TASK PROMPT
Could you copy all of the records below exactly as they appear?

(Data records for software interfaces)

'''

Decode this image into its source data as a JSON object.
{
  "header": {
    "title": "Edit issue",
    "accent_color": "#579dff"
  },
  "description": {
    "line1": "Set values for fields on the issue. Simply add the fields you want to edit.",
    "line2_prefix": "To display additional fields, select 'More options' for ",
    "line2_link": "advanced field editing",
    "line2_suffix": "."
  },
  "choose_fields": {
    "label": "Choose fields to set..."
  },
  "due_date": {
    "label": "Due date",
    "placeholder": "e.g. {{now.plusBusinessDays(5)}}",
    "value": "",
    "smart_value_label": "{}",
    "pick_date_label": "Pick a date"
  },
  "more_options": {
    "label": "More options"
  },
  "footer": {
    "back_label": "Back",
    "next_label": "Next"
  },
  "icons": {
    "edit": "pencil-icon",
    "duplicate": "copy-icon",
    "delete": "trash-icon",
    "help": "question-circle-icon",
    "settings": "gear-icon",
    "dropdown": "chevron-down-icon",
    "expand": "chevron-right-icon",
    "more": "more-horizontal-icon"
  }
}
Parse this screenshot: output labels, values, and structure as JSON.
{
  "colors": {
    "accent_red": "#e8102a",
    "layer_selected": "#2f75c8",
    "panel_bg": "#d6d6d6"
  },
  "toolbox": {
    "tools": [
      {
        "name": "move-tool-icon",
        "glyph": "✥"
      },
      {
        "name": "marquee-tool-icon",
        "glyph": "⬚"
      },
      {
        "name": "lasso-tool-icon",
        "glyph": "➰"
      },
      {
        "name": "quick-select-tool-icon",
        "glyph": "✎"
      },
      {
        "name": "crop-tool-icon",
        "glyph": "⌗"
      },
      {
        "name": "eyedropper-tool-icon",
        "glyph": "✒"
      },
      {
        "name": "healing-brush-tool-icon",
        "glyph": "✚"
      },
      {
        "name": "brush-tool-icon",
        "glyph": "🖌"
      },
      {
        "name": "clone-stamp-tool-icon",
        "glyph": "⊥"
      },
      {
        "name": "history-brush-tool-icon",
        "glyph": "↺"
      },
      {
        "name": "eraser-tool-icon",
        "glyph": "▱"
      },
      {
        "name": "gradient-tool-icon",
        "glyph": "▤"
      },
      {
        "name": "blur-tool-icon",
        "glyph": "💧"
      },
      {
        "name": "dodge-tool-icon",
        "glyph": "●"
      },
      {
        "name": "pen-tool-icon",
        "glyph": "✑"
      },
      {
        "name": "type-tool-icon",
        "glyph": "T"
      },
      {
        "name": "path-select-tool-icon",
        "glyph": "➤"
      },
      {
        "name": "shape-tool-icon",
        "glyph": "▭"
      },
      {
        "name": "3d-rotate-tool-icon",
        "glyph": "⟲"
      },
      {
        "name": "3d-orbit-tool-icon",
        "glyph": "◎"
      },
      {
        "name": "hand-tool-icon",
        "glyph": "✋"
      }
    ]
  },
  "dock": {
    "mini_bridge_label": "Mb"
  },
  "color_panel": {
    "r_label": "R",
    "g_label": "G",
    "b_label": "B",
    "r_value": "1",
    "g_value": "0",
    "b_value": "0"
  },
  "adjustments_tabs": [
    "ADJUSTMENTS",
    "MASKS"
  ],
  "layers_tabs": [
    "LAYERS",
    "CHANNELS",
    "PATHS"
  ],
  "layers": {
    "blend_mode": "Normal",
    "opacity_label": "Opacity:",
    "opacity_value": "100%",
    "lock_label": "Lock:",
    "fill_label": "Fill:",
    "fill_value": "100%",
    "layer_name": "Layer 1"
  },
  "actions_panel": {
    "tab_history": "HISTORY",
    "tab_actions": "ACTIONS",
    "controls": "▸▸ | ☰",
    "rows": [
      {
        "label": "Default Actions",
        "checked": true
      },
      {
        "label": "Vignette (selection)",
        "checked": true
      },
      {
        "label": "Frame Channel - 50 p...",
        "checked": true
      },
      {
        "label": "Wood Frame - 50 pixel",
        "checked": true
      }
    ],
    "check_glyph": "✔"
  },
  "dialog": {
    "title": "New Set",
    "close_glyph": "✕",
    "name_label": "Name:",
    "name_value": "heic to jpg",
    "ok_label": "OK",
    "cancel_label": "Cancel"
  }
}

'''

THE COMPLETED TASK
Decode this image into its source data as a JSON object.
{
  "header": {
    "title": "Edit issue",
    "accent_color": "#579dff"
  },
  "description": {
    "line1": "Set values for fields on the issue. Simply add the fields you want to edit.",
    "line2_prefix": "To display additional fields, select 'More options' for ",
    "line2_link": "advanced field editing",
    "line2_suffix": "."
  },
  "choose_fields": {
    "label": "Choose fields to set..."
  },
  "due_date": {
    "label": "Due date",
    "placeholder": "e.g. {{now.plusBusinessDays(5)}}",
    "value": "",
    "smart_value_label": "{}",
    "pick_date_label": "Pick a date"
  },
  "more_options": {
    "label": "More options"
  },
  "footer": {
    "back_label": "Back",
    "next_label": "Next"
  },
  "icons": {
    "edit": "pencil-icon",
    "duplicate": "copy-icon",
    "delete": "trash-icon",
    "help": "question-circle-icon",
    "settings": "gear-icon",
    "dropdown": "chevron-down-icon",
    "expand": "chevron-right-icon",
    "more": "more-horizontal-icon"
  }
}
Parse this screenshot: output labels, values, and structure as JSON.
{
  "colors": {
    "accent_red": "#e8102a",
    "layer_selected": "#2f75c8",
    "panel_bg": "#d6d6d6"
  },
  "toolbox": {
    "tools": [
      {
        "name": "move-tool-icon",
        "glyph": "✥"
      },
      {
        "name": "marquee-tool-icon",
        "glyph": "⬚"
      },
      {
        "name": "lasso-tool-icon",
        "glyph": "➰"
      },
      {
        "name": "quick-select-tool-icon",
        "glyph": "✎"
      },
      {
        "name": "crop-tool-icon",
        "glyph": "⌗"
      },
      {
        "name": "eyedropper-tool-icon",
        "glyph": "✒"
      },
      {
        "name": "healing-brush-tool-icon",
        "glyph": "✚"
      },
      {
        "name": "brush-tool-icon",
        "glyph": "🖌"
      },
      {
        "name": "clone-stamp-tool-icon",
        "glyph": "⊥"
      },
      {
        "name": "history-brush-tool-icon",
        "glyph": "↺"
      },
      {
        "name": "eraser-tool-icon",
        "glyph": "▱"
      },
      {
        "name": "gradient-tool-icon",
        "glyph": "▤"
      },
      {
        "name": "blur-tool-icon",
        "glyph": "💧"
      },
      {
        "name": "dodge-tool-icon",
        "glyph": "●"
      },
      {
        "name": "pen-tool-icon",
        "glyph": "✑"
      },
      {
        "name": "type-tool-icon",
        "glyph": "T"
      },
      {
        "name": "path-select-tool-icon",
        "glyph": "➤"
      },
      {
        "name": "shape-tool-icon",
        "glyph": "▭"
      },
      {
        "name": "3d-rotate-tool-icon",
        "glyph": "⟲"
      },
      {
        "name": "3d-orbit-tool-icon",
        "glyph": "◎"
      },
      {
        "name": "hand-tool-icon",
        "glyph": "✋"
      }
    ]
  },
  "dock": {
    "mini_bridge_label": "Mb"
  },
  "color_panel": {
    "r_label": "R",
    "g_label": "G",
    "b_label": "B",
    "r_value": "1",
    "g_value": "0",
    "b_value": "0"
  },
  "adjustments_tabs": [
    "ADJUSTMENTS",
    "MASKS"
  ],
  "layers_tabs": [
    "LAYERS",
    "CHANNELS",
    "PATHS"
  ],
  "layers": {
    "blend_mode": "Normal",
    "opacity_label": "Opacity:",
    "opacity_value": "100%",
    "lock_label": "Lock:",
    "fill_label": "Fill:",
    "fill_value": "100%",
    "layer_name": "Layer 1"
  },
  "actions_panel": {
    "tab_history": "HISTORY",
    "tab_actions": "ACTIONS",
    "controls": "▸▸ | ☰",
    "rows": [
      {
        "label": "Default Actions",
        "checked": true
      },
      {
        "label": "Vignette (selection)",
        "checked": true
      },
      {
        "label": "Frame Channel - 50 p...",
        "checked": true
      },
      {
        "label": "Wood Frame - 50 pixel",
        "checked": true
      }
    ],
    "check_glyph": "✔"
  },
  "dialog": {
    "title": "New Set",
    "close_glyph": "✕",
    "name_label": "Name:",
    "name_value": "heic to jpg",
    "ok_label": "OK",
    "cancel_label": "Cancel"
  }
}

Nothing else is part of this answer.